> _Directions for this task_:
If an entry holds a picture, drop the picture and restate the rest word for word.

=== Section Start ===

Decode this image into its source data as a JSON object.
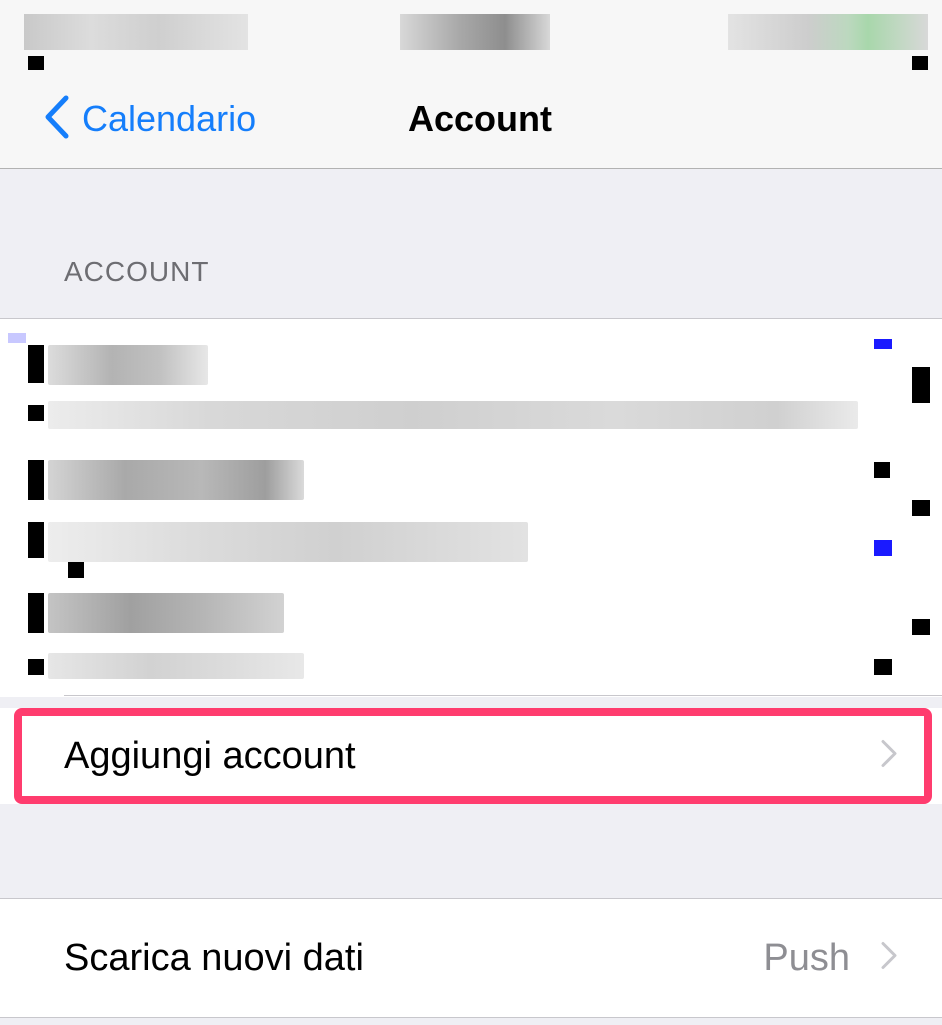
{
  "nav": {
    "back_label": "Calendario",
    "title": "Account"
  },
  "section": {
    "header": "ACCOUNT"
  },
  "add_account": {
    "label": "Aggiungi account"
  },
  "fetch": {
    "label": "Scarica nuovi dati",
    "value": "Push"
  },
  "colors": {
    "accent": "#157efb",
    "highlight": "#ff3c6e",
    "background": "#efeff4"
  }
}
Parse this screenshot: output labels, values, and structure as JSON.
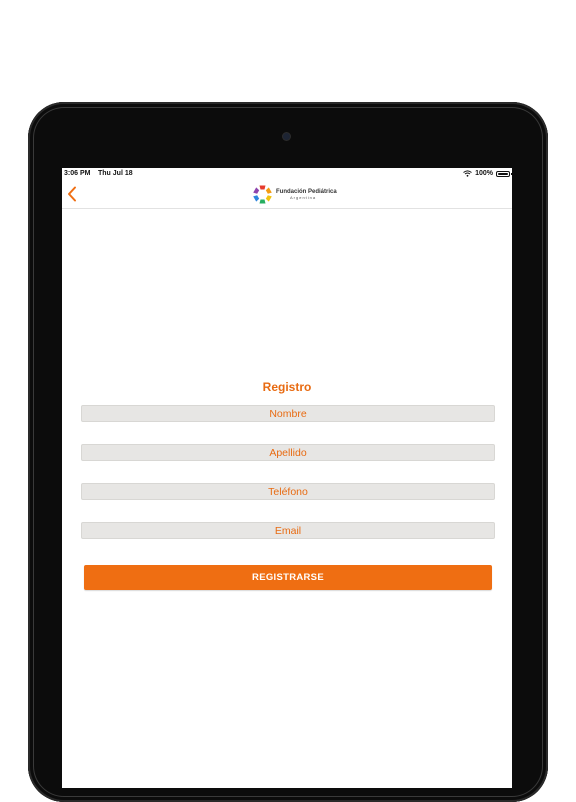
{
  "status_bar": {
    "time": "3:06 PM",
    "date": "Thu Jul 18",
    "battery": "100%"
  },
  "header": {
    "logo_title": "Fundación Pediátrica",
    "logo_subtitle": "Argentina"
  },
  "form": {
    "title": "Registro",
    "fields": [
      {
        "placeholder": "Nombre",
        "value": ""
      },
      {
        "placeholder": "Apellido",
        "value": ""
      },
      {
        "placeholder": "Teléfono",
        "value": ""
      },
      {
        "placeholder": "Email",
        "value": ""
      }
    ],
    "submit_label": "REGISTRARSE"
  },
  "colors": {
    "accent": "#ef6e12",
    "field_background": "#e7e6e4"
  },
  "icons": [
    "back-chevron-icon",
    "wifi-icon",
    "battery-icon",
    "foundation-logo-icon"
  ]
}
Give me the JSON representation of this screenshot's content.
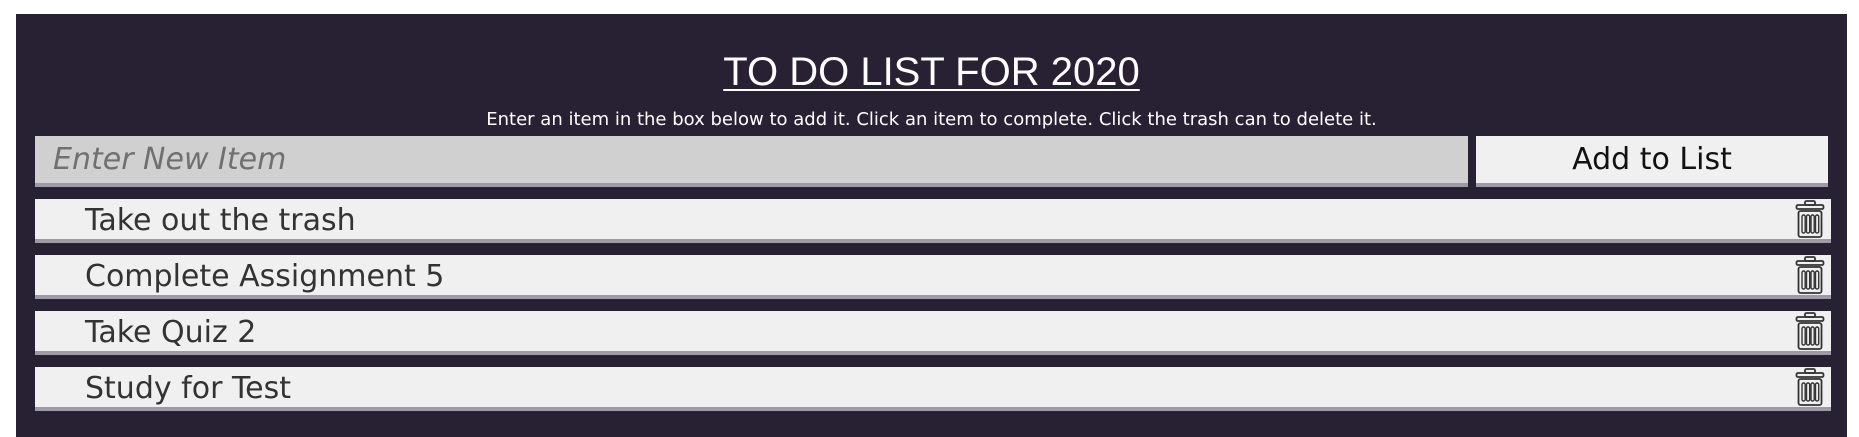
{
  "header": {
    "title": "TO DO LIST FOR 2020",
    "instructions": "Enter an item in the box below to add it. Click an item to complete. Click the trash can to delete it."
  },
  "input": {
    "placeholder": "Enter New Item",
    "value": ""
  },
  "add_button": {
    "label": "Add to List"
  },
  "todo_items": [
    {
      "label": "Take out the trash",
      "delete_icon": "trash-icon"
    },
    {
      "label": "Complete Assignment 5",
      "delete_icon": "trash-icon"
    },
    {
      "label": "Take Quiz 2",
      "delete_icon": "trash-icon"
    },
    {
      "label": "Study for Test",
      "delete_icon": "trash-icon"
    }
  ],
  "colors": {
    "panel_background": "#282133",
    "input_background": "#d0d0d0",
    "item_background": "#f0f0f0",
    "item_border": "#9e9aa4",
    "title_text": "#ffffff"
  }
}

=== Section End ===

> _Task response_:
Decode this image into its source data as a JSON object.
{
  "nav": {
    "back_label": "Calendario",
    "title": "Account"
  },
  "section": {
    "header": "ACCOUNT"
  },
  "add_account": {
    "label": "Aggiungi account"
  },
  "fetch": {
    "label": "Scarica nuovi dati",
    "value": "Push"
  },
  "colors": {
    "accent": "#157efb",
    "highlight": "#ff3c6e",
    "background": "#efeff4"
  }
}
Parse this screenshot: output labels, values, and structure as JSON.
{
  "status_bar": {
    "time": "3:06 PM",
    "date": "Thu Jul 18",
    "battery": "100%"
  },
  "header": {
    "logo_title": "Fundación Pediátrica",
    "logo_subtitle": "Argentina"
  },
  "form": {
    "title": "Registro",
    "fields": [
      {
        "placeholder": "Nombre",
        "value": ""
      },
      {
        "placeholder": "Apellido",
        "value": ""
      },
      {
        "placeholder": "Teléfono",
        "value": ""
      },
      {
        "placeholder": "Email",
        "value": ""
      }
    ],
    "submit_label": "REGISTRARSE"
  },
  "colors": {
    "accent": "#ef6e12",
    "field_background": "#e7e6e4"
  },
  "icons": [
    "back-chevron-icon",
    "wifi-icon",
    "battery-icon",
    "foundation-logo-icon"
  ]
}
Give me the JSON representation of this screenshot's content.
{
  "header": {
    "title": "TO DO LIST FOR 2020",
    "instructions": "Enter an item in the box below to add it. Click an item to complete. Click the trash can to delete it."
  },
  "input": {
    "placeholder": "Enter New Item",
    "value": ""
  },
  "add_button": {
    "label": "Add to List"
  },
  "todo_items": [
    {
      "label": "Take out the trash",
      "delete_icon": "trash-icon"
    },
    {
      "label": "Complete Assignment 5",
      "delete_icon": "trash-icon"
    },
    {
      "label": "Take Quiz 2",
      "delete_icon": "trash-icon"
    },
    {
      "label": "Study for Test",
      "delete_icon": "trash-icon"
    }
  ],
  "colors": {
    "panel_background": "#282133",
    "input_background": "#d0d0d0",
    "item_background": "#f0f0f0",
    "item_border": "#9e9aa4",
    "title_text": "#ffffff"
  }
}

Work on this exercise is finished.